**ACTIVITY:**
Across all the lines of the following material, count those that include the word "label" and give only the result.

**DATA FOR THE TASK:**
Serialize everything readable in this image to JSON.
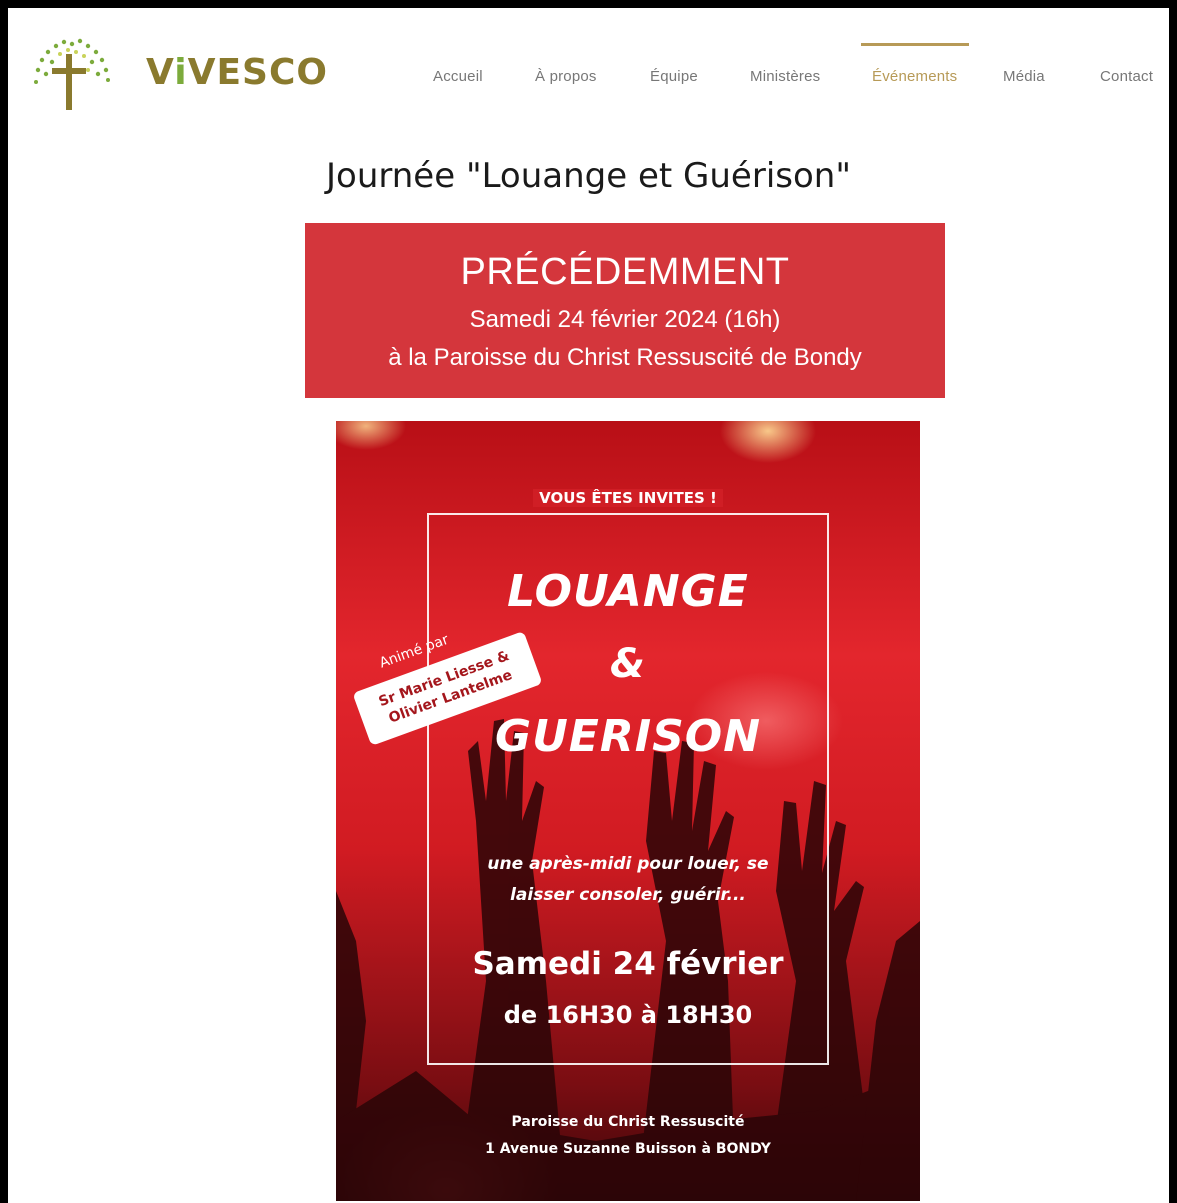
{
  "header": {
    "brand": {
      "name_prefix": "V",
      "name_accent": "i",
      "name_suffix": "VESCO"
    },
    "nav": [
      {
        "label": "Accueil"
      },
      {
        "label": "À propos"
      },
      {
        "label": "Équipe"
      },
      {
        "label": "Ministères"
      },
      {
        "label": "Événements",
        "active": true
      },
      {
        "label": "Média"
      },
      {
        "label": "Contact"
      }
    ]
  },
  "page": {
    "title": "Journée \"Louange et Guérison\""
  },
  "banner": {
    "status": "PRÉCÉDEMMENT",
    "date": "Samedi 24 février 2024 (16h)",
    "place": "à la Paroisse du Christ Ressuscité de Bondy",
    "color": "#d4363c"
  },
  "poster": {
    "invite": "VOUS ÊTES INVITES !",
    "title_line1": "LOUANGE",
    "title_amp": "&",
    "title_line2": "GUERISON",
    "animated_by": "Animé par",
    "hosts_line1": "Sr Marie Liesse &",
    "hosts_line2": "Olivier Lantelme",
    "tagline_line1": "une après-midi pour louer, se",
    "tagline_line2": "laisser consoler, guérir...",
    "date": "Samedi 24 février",
    "hours": "de 16H30 à 18H30",
    "venue_line1": "Paroisse du Christ Ressuscité",
    "venue_line2": "1 Avenue Suzanne Buisson à BONDY"
  },
  "colors": {
    "accent_gold": "#b79a57",
    "brand_olive": "#8a7a2e",
    "brand_green": "#7cab3c",
    "poster_red": "#d11b22"
  }
}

**ANSWER TO THIS TASK:**
7